Work request
Where a line of the entries holds the string "knob", copy that line.

Given records
######
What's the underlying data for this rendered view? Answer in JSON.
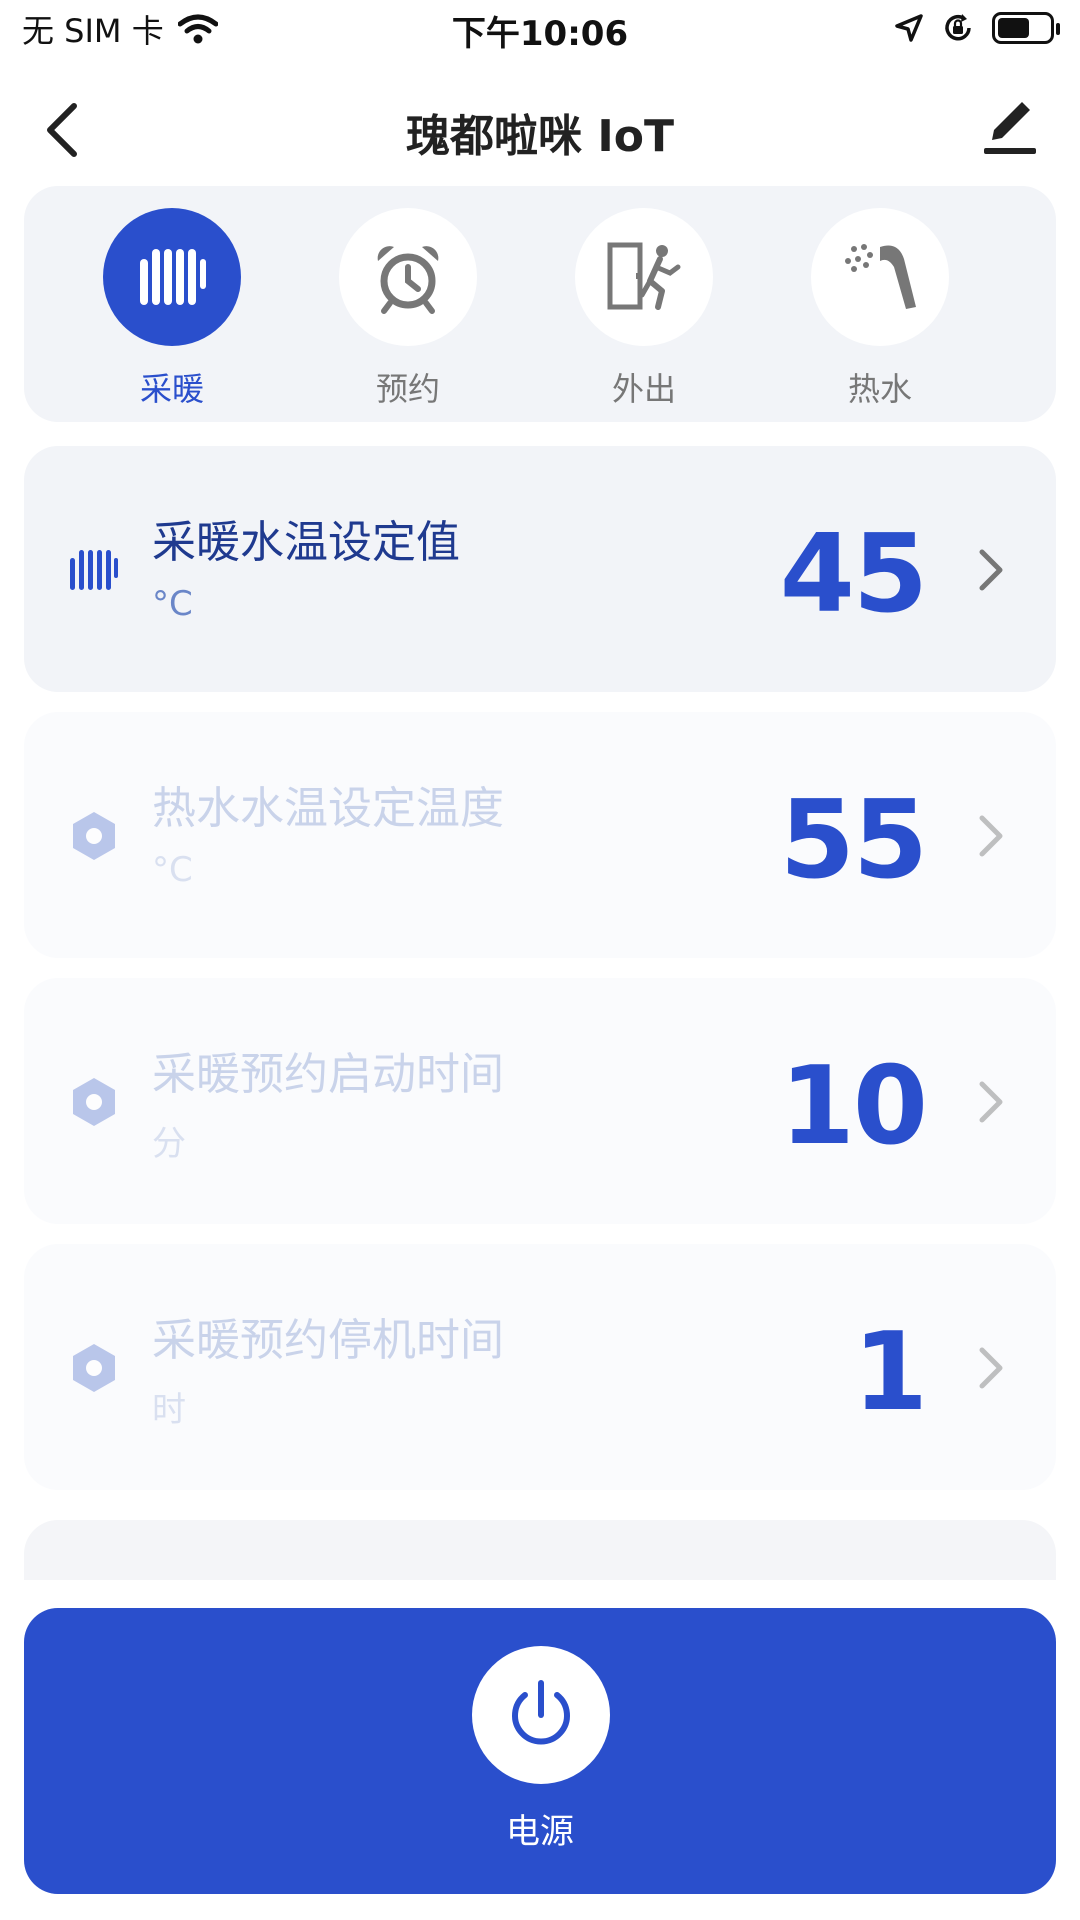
{
  "status_bar": {
    "carrier": "无 SIM 卡",
    "time": "下午10:06"
  },
  "nav": {
    "title": "瑰都啦咪 IoT"
  },
  "modes": [
    {
      "label": "采暖",
      "icon": "radiator-icon",
      "active": true
    },
    {
      "label": "预约",
      "icon": "alarm-clock-icon",
      "active": false
    },
    {
      "label": "外出",
      "icon": "exit-door-icon",
      "active": false
    },
    {
      "label": "热水",
      "icon": "shower-icon",
      "active": false
    }
  ],
  "settings": [
    {
      "title": "采暖水温设定值",
      "unit": "°C",
      "value": "45",
      "icon": "radiator-icon",
      "enabled": true
    },
    {
      "title": "热水水温设定温度",
      "unit": "°C",
      "value": "55",
      "icon": "hex-nut-icon",
      "enabled": false
    },
    {
      "title": "采暖预约启动时间",
      "unit": "分",
      "value": "10",
      "icon": "hex-nut-icon",
      "enabled": false
    },
    {
      "title": "采暖预约停机时间",
      "unit": "时",
      "value": "1",
      "icon": "hex-nut-icon",
      "enabled": false
    }
  ],
  "power": {
    "label": "电源",
    "icon": "power-icon"
  },
  "colors": {
    "accent": "#2a4fcc",
    "card_bg": "#f2f4f8"
  }
}
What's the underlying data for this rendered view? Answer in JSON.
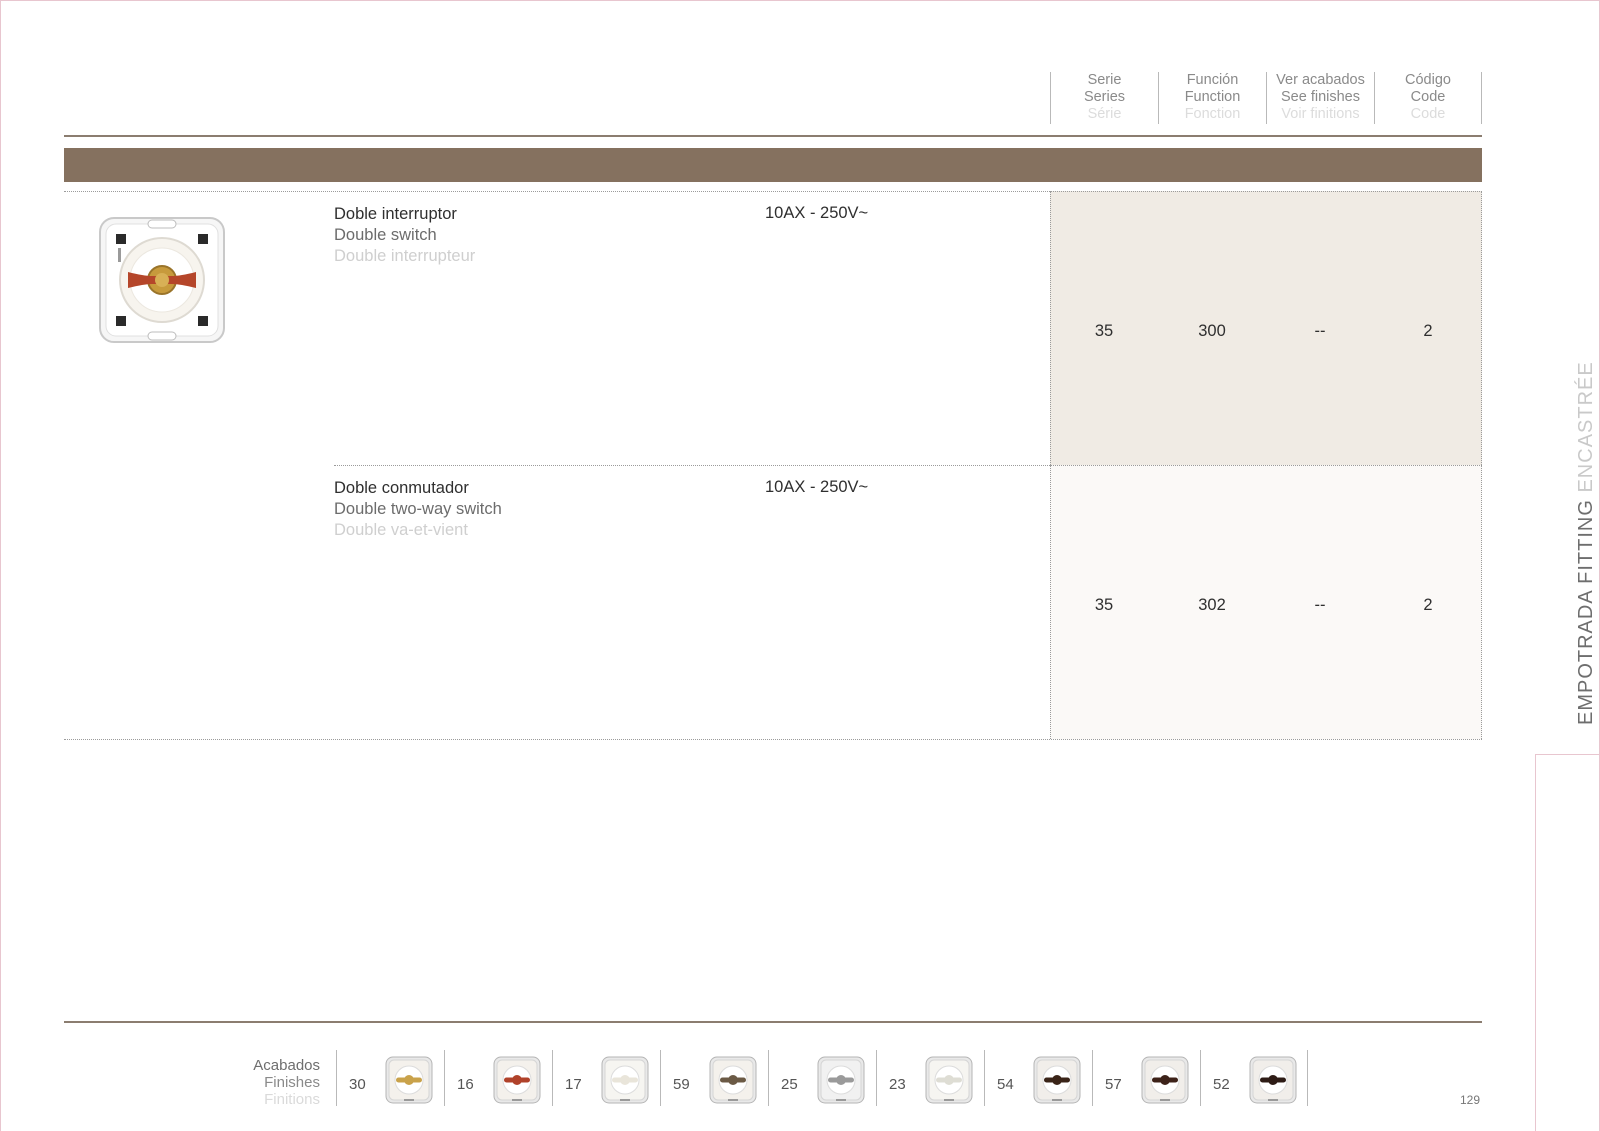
{
  "header": {
    "columns": [
      {
        "es": "Serie",
        "en": "Series",
        "fr": "Série"
      },
      {
        "es": "Función",
        "en": "Function",
        "fr": "Fonction"
      },
      {
        "es": "Ver acabados",
        "en": "See finishes",
        "fr": "Voir finitions"
      },
      {
        "es": "Código",
        "en": "Code",
        "fr": "Code"
      }
    ]
  },
  "products": [
    {
      "es": "Doble interruptor",
      "en": "Double switch",
      "fr": "Double interrupteur",
      "rating": "10AX - 250V~",
      "serie": "35",
      "function": "300",
      "finishes": "--",
      "code": "2"
    },
    {
      "es": "Doble conmutador",
      "en": "Double two-way switch",
      "fr": "Double va-et-vient",
      "rating": "10AX - 250V~",
      "serie": "35",
      "function": "302",
      "finishes": "--",
      "code": "2"
    }
  ],
  "finishes": {
    "label": {
      "es": "Acabados",
      "en": "Finishes",
      "fr": "Finitions"
    },
    "items": [
      {
        "code": "30",
        "plate": "#f4f1ec",
        "knob": "#c9a24a"
      },
      {
        "code": "16",
        "plate": "#f4f1ec",
        "knob": "#b0422a"
      },
      {
        "code": "17",
        "plate": "#f6f5f1",
        "knob": "#e9e5da"
      },
      {
        "code": "59",
        "plate": "#f4f1ec",
        "knob": "#6b5a45"
      },
      {
        "code": "25",
        "plate": "#f1f1f1",
        "knob": "#9a9a9a"
      },
      {
        "code": "23",
        "plate": "#f6f5f1",
        "knob": "#deddd4"
      },
      {
        "code": "54",
        "plate": "#f1eeea",
        "knob": "#3a2418"
      },
      {
        "code": "57",
        "plate": "#f1eeea",
        "knob": "#3d2219"
      },
      {
        "code": "52",
        "plate": "#f1eeea",
        "knob": "#2e1c16"
      }
    ]
  },
  "page_number": "129",
  "side_tab": {
    "strong": "EMPOTRADA FITTING",
    "light": " ENCASTRÉE"
  },
  "colors": {
    "accent": "#85715f",
    "row1_bg": "#f0ebe4",
    "row2_bg": "#fbf9f7"
  }
}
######
Exercise solution
        "knob": "#c9a24a"
        "knob": "#b0422a"
        "knob": "#e9e5da"
        "knob": "#6b5a45"
        "knob": "#9a9a9a"
        "knob": "#deddd4"
        "knob": "#3a2418"
        "knob": "#3d2219"
        "knob": "#2e1c16"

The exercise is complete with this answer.